Have you been looking for a baseline web framework to build your next embedded systems project? I have the solution for you. The Gravity Framework is a python based boilerplate web framework to get your next project up and running quickly.
But first, what exactly is a boilerplate web framework and why would you want to use one? Boilerplate web frameworks offer core features that every project should have from the start of a project. They provide a standard way to build and deploy applications on the internet or local area networks. When you build a car, you don’t have to re-invent the wheel right? Well in the software world, you also shouldn’t have to re-invent many of the basic features that are necessary to get a new project running.
You shouldn’t have to build your own user authentication system, you shouldn’t have to build your own API (Application Programmer Interface), you shouldn’t have to create a software architecture from scratch, and you shouldn’t have to struggle with terrible documentation as you develop new features.
That’s exactly why I build The Gravity Framework, to save you months or even years of development time, and to build a supportive global community of developers passionate about creating something special for the world.

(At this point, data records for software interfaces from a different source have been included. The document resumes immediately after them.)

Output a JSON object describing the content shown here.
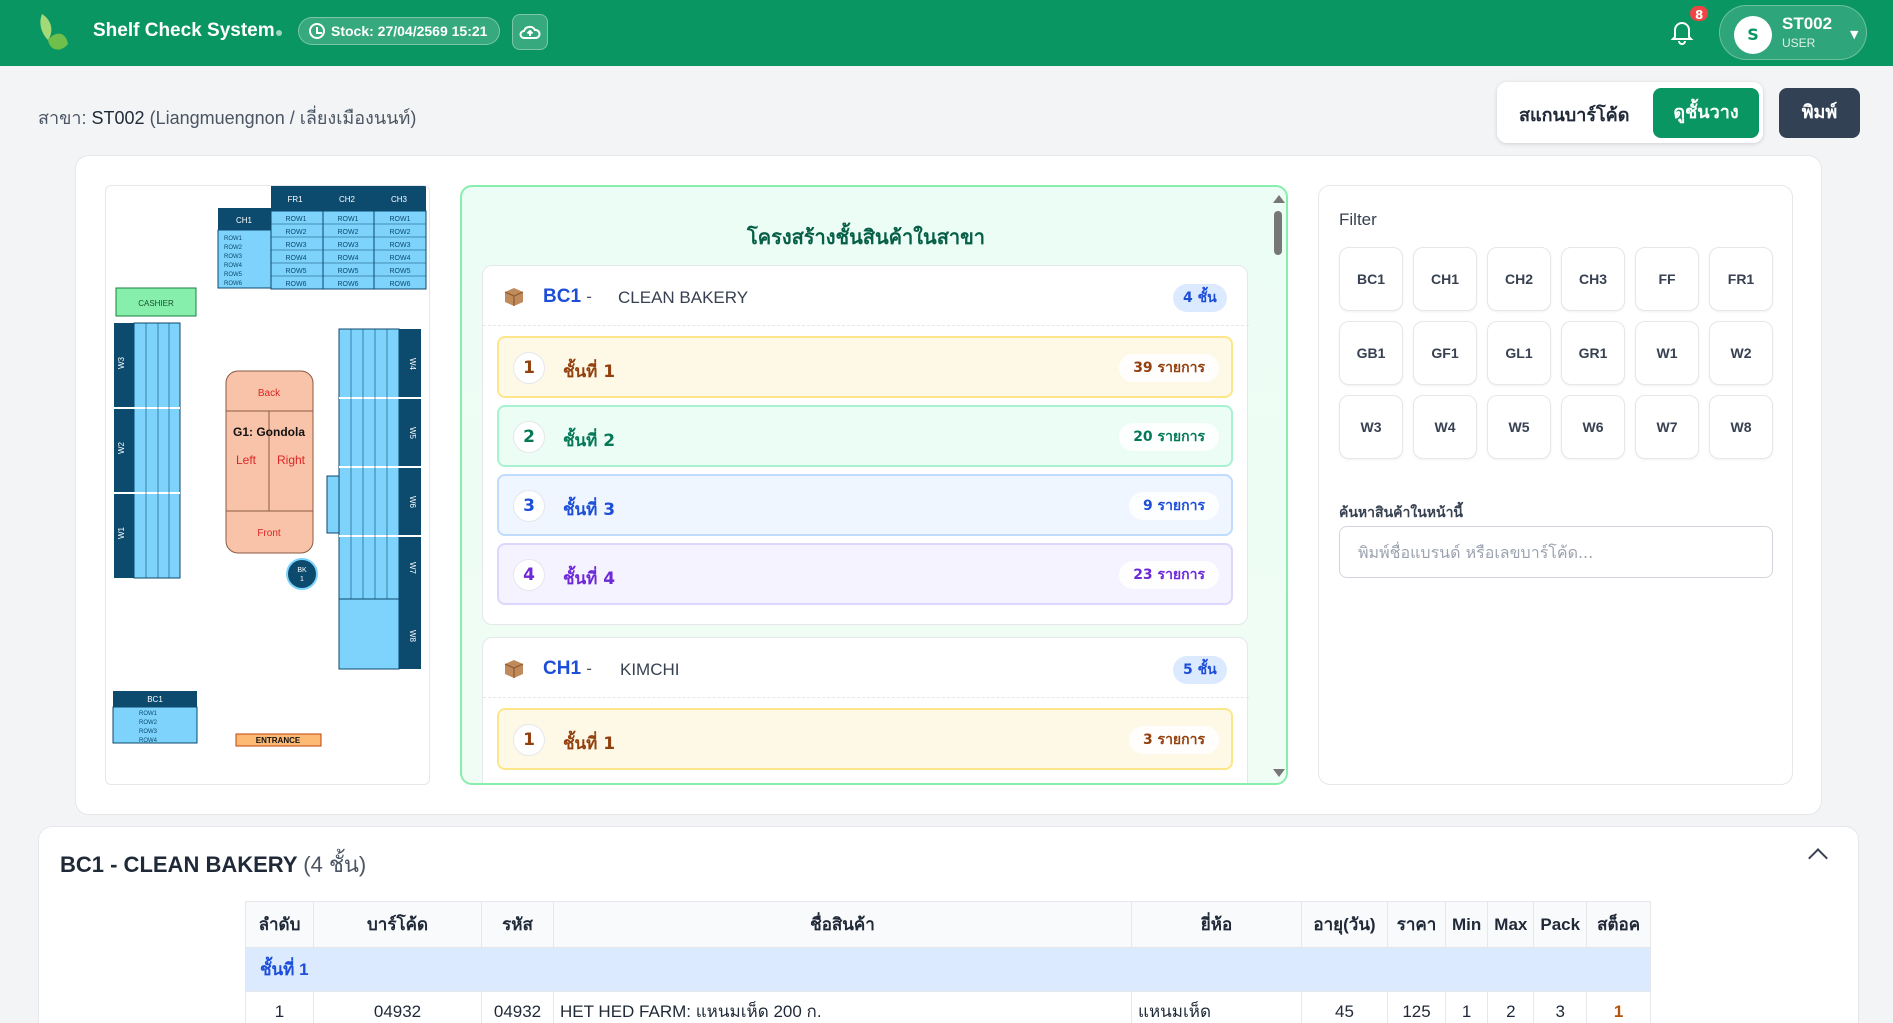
{
  "header": {
    "app_title": "Shelf Check System",
    "stock_label": "Stock: 27/04/2569 15:21",
    "notification_count": "8",
    "user": {
      "avatar_letter": "S",
      "name": "ST002",
      "role": "USER"
    }
  },
  "branch": {
    "label": "สาขา:",
    "code": "ST002",
    "name": "(Liangmuengnon / เลี่ยงเมืองนนท์)"
  },
  "actions": {
    "scan": "สแกนบาร์โค้ด",
    "view": "ดูชั้นวาง",
    "print": "พิมพ์"
  },
  "map": {
    "top_cols": [
      "FR1",
      "CH2",
      "CH3"
    ],
    "top_left": "CH1",
    "rows": [
      "ROW1",
      "ROW2",
      "ROW3",
      "ROW4",
      "ROW5",
      "ROW6"
    ],
    "cashier": "CASHIER",
    "left_blocks": [
      "W3",
      "W2",
      "W1"
    ],
    "right_blocks": [
      "W4",
      "W5",
      "W6",
      "W7",
      "W8"
    ],
    "gondola": {
      "back": "Back",
      "name": "G1: Gondola",
      "left": "Left",
      "right": "Right",
      "front": "Front"
    },
    "bk": "BK",
    "bk_num": "1",
    "bc1": "BC1",
    "bc1_rows": [
      "ROW1",
      "ROW2",
      "ROW3",
      "ROW4"
    ],
    "entrance": "ENTRANCE"
  },
  "structure": {
    "title": "โครงสร้างชั้นสินค้าในสาขา",
    "groups": [
      {
        "code": "BC1",
        "name": "CLEAN BAKERY",
        "count": "4 ชั้น",
        "shelves": [
          {
            "num": "1",
            "label": "ชั้นที่ 1",
            "count": "39 รายการ"
          },
          {
            "num": "2",
            "label": "ชั้นที่ 2",
            "count": "20 รายการ"
          },
          {
            "num": "3",
            "label": "ชั้นที่ 3",
            "count": "9 รายการ"
          },
          {
            "num": "4",
            "label": "ชั้นที่ 4",
            "count": "23 รายการ"
          }
        ]
      },
      {
        "code": "CH1",
        "name": "KIMCHI",
        "count": "5 ชั้น",
        "shelves": [
          {
            "num": "1",
            "label": "ชั้นที่ 1",
            "count": "3 รายการ"
          }
        ]
      }
    ]
  },
  "filter": {
    "title": "Filter",
    "chips": [
      "BC1",
      "CH1",
      "CH2",
      "CH3",
      "FF",
      "FR1",
      "GB1",
      "GF1",
      "GL1",
      "GR1",
      "W1",
      "W2",
      "W3",
      "W4",
      "W5",
      "W6",
      "W7",
      "W8"
    ],
    "search_label": "ค้นหาสินค้าในหน้านี้",
    "search_placeholder": "พิมพ์ชื่อแบรนด์ หรือเลขบาร์โค้ด..."
  },
  "table": {
    "title": "BC1 - CLEAN BAKERY",
    "subtitle": "(4 ชั้น)",
    "columns": [
      "ลำดับ",
      "บาร์โค้ด",
      "รหัส",
      "ชื่อสินค้า",
      "ยี่ห้อ",
      "อายุ(วัน)",
      "ราคา",
      "Min",
      "Max",
      "Pack",
      "สต็อค"
    ],
    "section": "ชั้นที่ 1",
    "rows": [
      [
        "1",
        "04932",
        "04932",
        "HET HED FARM: แหนมเห็ด 200 ก.",
        "แหนมเห็ด",
        "45",
        "125",
        "1",
        "2",
        "3",
        "1"
      ]
    ]
  },
  "colors": {
    "brand": "#0a9663",
    "primary_text": "#1d4ed8",
    "dark_button": "#334155"
  }
}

What is The Gravity Framework Used for?
You might be asking yourself, what exactly could Gravity be used for? Maybe you don’t quite understand why you would want to build a web framework into your next embedded project?
Gravity is a python-based web framework that is an alternative to other frameworks such as Ruby on Rails or Django. Gravity is a full-stack web framework that you can have running in minutes and is very lightweight with a limited number of other dependencies. It can run both natively on your host operating system, or it can also be deployed as a Docker image.

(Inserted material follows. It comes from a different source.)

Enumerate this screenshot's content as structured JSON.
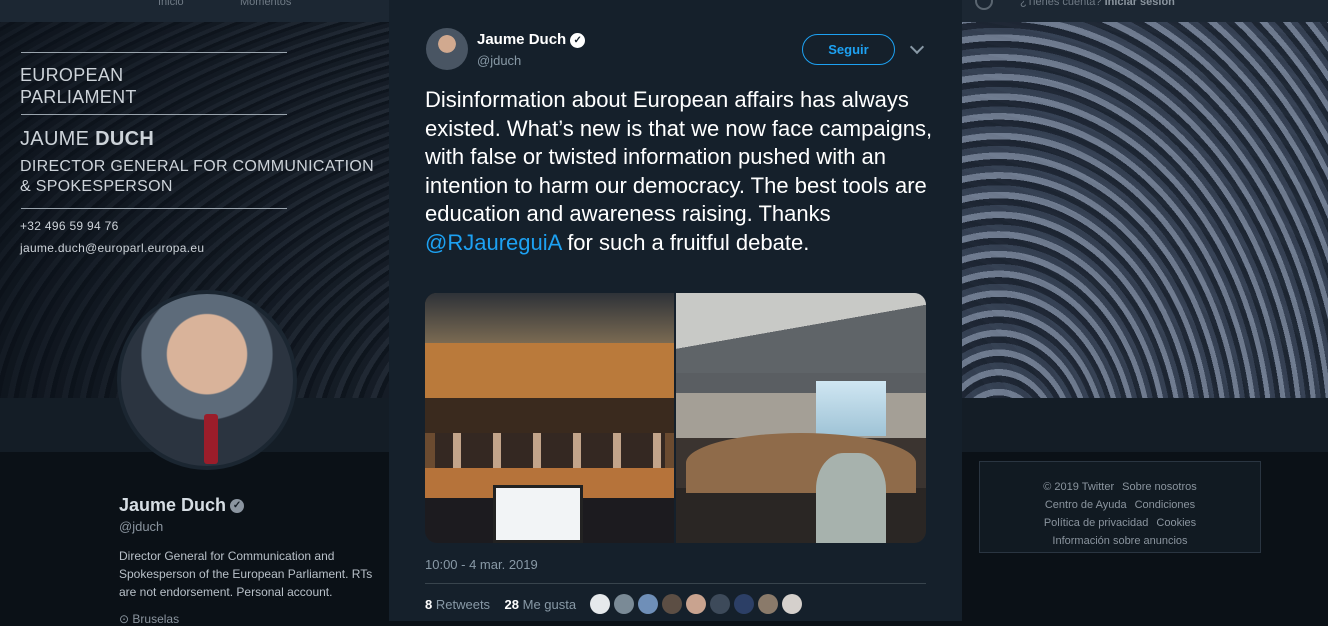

Let’s think about an embedded project you are probably more familiar with, your home Wi-Fi router. Have you every needed to make some basic changes to the configuration of your home Wi-Fi router, such as changing the security password to access the Wi-Fi network?
Typically this process would look something like going to a web page on 192.168.1.1 in your browser and typing in a default username and password. You would then navigate to a configuration page, enter a new password, and submit it back to the local web server running on the Wi-Fi router where the change would be applied.
If you have used this type of system in the past, then you have used a local web server to configure an embedded systems device. The local web server creates a configuration interface that anyone on the local network can access, and changes can be made within a web browser.
Now let’s say you want to build a brand new Wi-Fi router (or any other Internet-of-Things (IoT) device) and you are building everything from scratch. You would need to think about the following.
- What framework can you start from so you don’t have to implement basic features?
- How will you make the web server secure via user authentication?
- Will you have an API available so in addition to the browser interface, 3rd party software could configure the device?
- How much will it cost to develop all of the features you need and can The Gravity Framework save you a significant amount of money?
- How can a global community of open source developers support you and can you leverage the fact that the community is continually making the core product better at no cost to you?
That is just some of what you get with The Gravity Framework. I’ve taken the headache out of getting the software for an embedded project started for you. I’ve also created a software architecture for you where you can build other software systems and integrate them with Gravity so status and control information can be available to the user of the product, anywhere on a network. I believe this is going to be extremely important as more companies build and integrate IoT devices.
What are some of the core features of this boilerplate web framework?
As mentioned above, I believe there are several core features that are needed for any new embedded systems project. In my opinion, the features available in The Gravity Framework are essential for any new embedded systems project include:
- User-friendly web interface
- Application Programmer Interface (API) using a JSON messaging format
- JSON Web Token (JWT) authentication security for the web interface and API.
- Easily and customizable AJAX support for the API
- Websocket support
- File upload over HTTP POST
- Server-side template rendering
- Complete offline support, meaning the global internet is not necessary to run Gravity.
What type of devices has The Gravity Framework been run on?
The Gravity Framework has been run on a Raspberry PI, a FitPC running Ubuntu, and Mac OS. It also is the software currently running www.thegravityframework.com, so while it is designed for embedded systems, it is not limited to them and can run on the global internet as well. The website currently runs on a Digital Ocean VPS running Ubuntu.
How do you get started?
You can get started using and developing on The Gravity Framework by going to http://www.thegravityframework.com and clicking the “Download Now” link to get the source code from GitLab. The documentation is meant to be clear and robust so you can get Gravity working on your embedded system quickly. Just clone the source code from GitLab and follow the instructions in the README.md file. Happy coding!
If you have more questions, comment below or follow me and send me a message on Instagram @thegingernomad.